Once on board, the crew warned passengers that it would be pretty choppy with winds around 30 knots and that they highly recommended getting seasickness pills. Neither of us had ever taken that before but we quickly agreed that this probably was a good time. Having spent quite a few dollars on this excursion, a few dollars more wouldn't make a difference. It was probably the best 3.5 dollars we ever spent. It was very choppy on the way out and the paper bags handed out by crew were going like hot cakes. The crew obviously had lots of experience of dealing with seasick people and brought them all outside, placing them with a paper bag in their hands. Honestly, we have never seen anything like it (those who have seen "Stand by me" and the lard ass story might get an idea). Of the maybe 80 passengers on the boat, at least 20 vomited. People's faces really go green when they are sick.

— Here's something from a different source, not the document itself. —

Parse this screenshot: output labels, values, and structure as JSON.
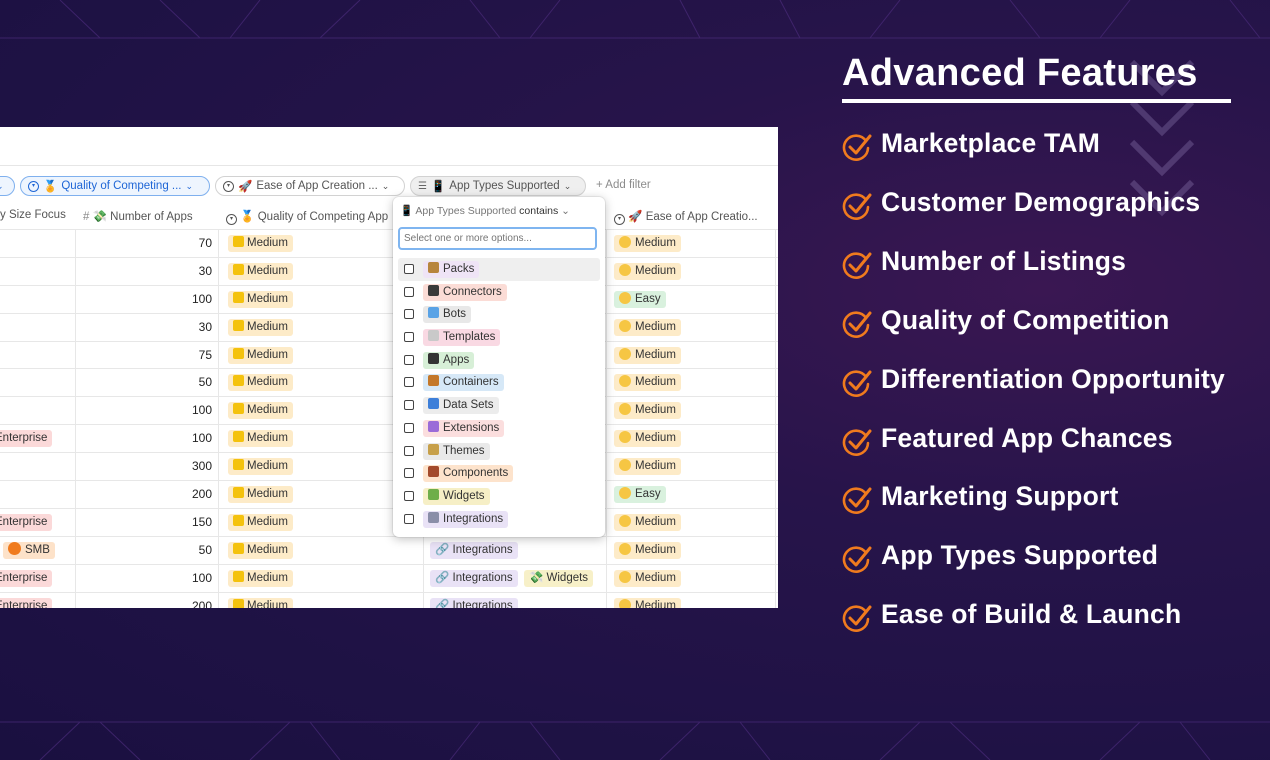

We both managed to keep our breakfast down but kept our eyes on the horizon, not taking any chances.
Being out on the reef, the risk of stingers (or box jellyfish) is very small. However, we were nonetheless required to wear stinger suits just in case (regular wet suits no required when the water is 28 degrees). We quickly liked our new outfits..l
In the stinger suits - ready for the reef
We were relived to see that we were diving in quite small groups, with most of the people on board going for the snorkelling. We had two great dives in two sites, both on Flynn Reef. We saw green turtles, white tip reef sharks, sting rays, Napolean Rass and of course Nemo (clown fish) to name a few. It really was like diving in an aquarium with so much amazing fish around. On the last site we snorkelled, being required to leave at least 24 hours between diving and our flight the following day. It gave us the chance to explore the shallow reef just a metre or so under the surface, which also was pretty impressive.
We could really see that the "Great" in its name comes from more than the sheer size of it (over 2000 kms long). It was just awesome and so full of life in all shapes and colours. And yeah the lunch on the boat was great too. The next day on our flight to Tokyo we were treated to awesome views of the reef from the plane- amazing to see the scale of the reef system and realise that we only saw one tiny piece of one section of this reef.
Views of the Great Barrier Reef from our plane - you can see that in fact it is made up of thousands of individual reefs that form a band running for 2000 km down Australia's east coast